The original flamenco dress is attributed to the Spanish gypsies. Then, in the late 19th century, it was adopted by Andalusian countrywomen for the annual fairs, ‘ferias’ and for dancing. The dress aimed to enhance women’s figures, mask flaws and enable a seductive walk.
By the 1930s, the style was adopted by Spain’s upper classes for the annual fairs. Simultaneously, the flamenco dance became an art form and entered the mainstream culture.
The International Flamenco Fashion fair known as SIMOF (Salon Internacional de la Moda Flamenco) has been held annually for the past 24 years in Seville. It is held in Spain’s conference center FIBES. The flamenco fashion industry accounts for over $250-million dollars in domestic and international sales.
This year’s spectacular event took place from Feb 1st to 4th, it was attended by 67,000 people and presented over 50 designers, 1500 dresses and 80 exhibitors.
The traditional red/black polka dot dresses and skirts – which originated in Gypsies who sewed round moons on their garments to ward off evil spirits – have now transformed into contemporary style, patterns, textures and unconventional color combinations.
Gone are the traditional hair combs and mantilla, as the 2018 catwalk featured an array of flowers of different varieties placed over, behind and under the bun. There were also runway models with crowns of flowers and garlands.
There was an emphasis of florals in many of the collections. Also, many mainstream designers have incorporated flamenco inspired dresses. Examples are John Galliano, who spent time in Seville’s LINA workshop, and Giorgio Armani.
The industry seems to have a significant number of mature women designers who have helped transform the traditional dress to contemporary elegance suitable for formal occasions.
Although there are renowned male designers and young designers of both sexes, it was an amazing and refreshing experience to see a multitude of age 50+ women designers appear on the catwalk at the end of their shows.
The directors of SIMOF take great care to encourage new blood and designers of the older generations by running competitions and prizes to continue transforming the industry and appeal to new markets.

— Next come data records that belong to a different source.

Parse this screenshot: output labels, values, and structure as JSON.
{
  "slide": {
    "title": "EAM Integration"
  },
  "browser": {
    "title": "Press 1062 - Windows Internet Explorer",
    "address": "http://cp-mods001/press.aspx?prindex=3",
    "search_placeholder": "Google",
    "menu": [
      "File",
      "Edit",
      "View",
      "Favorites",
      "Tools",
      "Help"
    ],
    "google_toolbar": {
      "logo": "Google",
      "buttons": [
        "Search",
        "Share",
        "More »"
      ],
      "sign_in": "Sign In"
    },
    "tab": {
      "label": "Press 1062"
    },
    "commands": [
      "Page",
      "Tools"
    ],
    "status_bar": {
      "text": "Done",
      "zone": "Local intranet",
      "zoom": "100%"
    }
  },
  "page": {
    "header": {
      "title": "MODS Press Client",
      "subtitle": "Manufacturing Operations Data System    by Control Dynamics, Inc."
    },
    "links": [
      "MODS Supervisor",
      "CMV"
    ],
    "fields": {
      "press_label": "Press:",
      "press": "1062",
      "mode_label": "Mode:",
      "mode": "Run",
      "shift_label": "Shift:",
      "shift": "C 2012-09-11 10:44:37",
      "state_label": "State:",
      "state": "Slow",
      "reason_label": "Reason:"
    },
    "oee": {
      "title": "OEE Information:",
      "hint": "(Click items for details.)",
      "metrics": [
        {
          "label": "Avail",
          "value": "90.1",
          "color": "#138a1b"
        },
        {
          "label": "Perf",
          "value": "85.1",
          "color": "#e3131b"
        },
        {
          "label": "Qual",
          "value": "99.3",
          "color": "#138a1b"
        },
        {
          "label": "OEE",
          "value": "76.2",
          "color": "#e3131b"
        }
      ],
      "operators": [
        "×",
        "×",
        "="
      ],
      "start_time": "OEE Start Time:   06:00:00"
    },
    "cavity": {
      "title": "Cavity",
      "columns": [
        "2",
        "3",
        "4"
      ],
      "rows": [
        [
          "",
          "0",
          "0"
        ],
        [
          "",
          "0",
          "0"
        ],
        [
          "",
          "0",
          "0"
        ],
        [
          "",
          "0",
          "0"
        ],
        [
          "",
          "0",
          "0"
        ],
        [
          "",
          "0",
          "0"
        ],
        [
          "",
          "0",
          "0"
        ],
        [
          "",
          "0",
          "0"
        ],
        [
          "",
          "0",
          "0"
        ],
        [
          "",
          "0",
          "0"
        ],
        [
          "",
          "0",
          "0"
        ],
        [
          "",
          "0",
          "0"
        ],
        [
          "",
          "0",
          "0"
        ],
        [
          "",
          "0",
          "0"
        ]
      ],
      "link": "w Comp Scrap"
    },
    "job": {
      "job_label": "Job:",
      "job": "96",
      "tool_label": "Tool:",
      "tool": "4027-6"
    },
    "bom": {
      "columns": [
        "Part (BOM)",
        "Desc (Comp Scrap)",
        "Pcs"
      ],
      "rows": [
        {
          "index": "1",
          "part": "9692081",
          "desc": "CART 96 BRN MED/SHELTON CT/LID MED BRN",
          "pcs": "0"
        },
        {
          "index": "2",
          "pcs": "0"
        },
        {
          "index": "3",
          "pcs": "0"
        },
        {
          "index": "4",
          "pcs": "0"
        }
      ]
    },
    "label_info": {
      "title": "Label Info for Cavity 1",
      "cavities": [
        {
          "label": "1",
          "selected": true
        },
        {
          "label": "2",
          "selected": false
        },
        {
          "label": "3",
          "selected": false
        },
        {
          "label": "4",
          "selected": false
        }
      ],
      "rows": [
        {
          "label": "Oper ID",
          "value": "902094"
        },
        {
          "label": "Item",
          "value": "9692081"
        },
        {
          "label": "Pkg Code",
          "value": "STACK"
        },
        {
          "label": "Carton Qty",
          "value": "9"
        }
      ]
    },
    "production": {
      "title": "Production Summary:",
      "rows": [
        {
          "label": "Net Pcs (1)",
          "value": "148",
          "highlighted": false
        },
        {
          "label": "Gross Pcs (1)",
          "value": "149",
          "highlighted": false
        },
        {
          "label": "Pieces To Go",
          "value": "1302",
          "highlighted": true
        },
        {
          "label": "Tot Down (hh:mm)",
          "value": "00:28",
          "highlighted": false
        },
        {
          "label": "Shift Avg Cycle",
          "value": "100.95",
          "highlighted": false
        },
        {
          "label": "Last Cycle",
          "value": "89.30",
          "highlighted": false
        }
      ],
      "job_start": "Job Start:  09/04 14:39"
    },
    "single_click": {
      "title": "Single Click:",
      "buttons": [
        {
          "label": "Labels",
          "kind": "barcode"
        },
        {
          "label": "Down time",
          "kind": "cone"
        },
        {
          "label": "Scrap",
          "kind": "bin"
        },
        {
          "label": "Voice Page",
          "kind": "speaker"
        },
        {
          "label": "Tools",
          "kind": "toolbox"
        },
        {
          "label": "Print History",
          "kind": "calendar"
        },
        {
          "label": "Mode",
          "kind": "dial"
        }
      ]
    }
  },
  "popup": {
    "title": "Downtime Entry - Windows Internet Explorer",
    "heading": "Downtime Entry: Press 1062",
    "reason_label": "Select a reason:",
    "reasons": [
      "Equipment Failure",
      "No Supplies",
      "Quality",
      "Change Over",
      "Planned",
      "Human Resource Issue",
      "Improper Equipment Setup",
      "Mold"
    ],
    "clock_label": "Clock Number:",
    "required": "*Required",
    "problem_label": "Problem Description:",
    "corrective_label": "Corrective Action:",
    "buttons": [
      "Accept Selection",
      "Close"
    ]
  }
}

Founded in 1960 by the couple Marcelina Fernandez and Francisco Montero, the design house LINA 1960 is now run by their daughters Rocío and Mila Montero.
In addition to serving the annual ‘feria’ market, they have dressed royalty, celebrities and Hollywood film stars. They have grown into a multimillion-dollar business which provides custom-fitted, handmaid dresses for the ‘feria,’ bridal and formal occasions.
Their masterpieces are created in their workshop above the retail store in Seville’s main shopping district. The shop has a life-sized photo of Princess Grace in 1966, wearing a LINA creation for her attendance at the ‘feria.’ The custom-fitted dresses range from $1000 up and are works of art.
The vineyard known for its Rioja has been producing a limited production reserve wine for the past seven SIMOF fairs, featuring a different designer each year.
This year is a Rioja bottled in 2015, and the designer is Loli Vera, whose collection is a fabulous ultra contemporary flamenco explosion of color as well as formals and a flamenco inspired bridal collection.
You can’t beat the amazing location for SIMOF in the world’s flamenco capital. The narrow cobblestone streets – that a car or taxi can’t navigate – cathedrals, plazas and the magnificent Alcázar palace that dates back to the Moorish kings are the perfect spot for the fair.
There are also world-class flamenco shows and a multitude of shops dedicated to all things flamenco – from dresses, shoes, fans, castanets, combs, mantillas and other accessories. The restaurants offer tapas and typical Andalusian cuisine as well as the well-known regional wines and Sherries.
Seville is easily accessible from Madrid by high-speed train (2.5 hours) and a perfect jumping off point to visit Cordoba, Granada, Malaga, Costa del Sol, Jerez, Cadiz and even Morocco!
Have you ever visited Spain? What were some of your favorite places? Do you love the Flamenco dance? Please share your best experience in Spain, or the places you’d like to visit!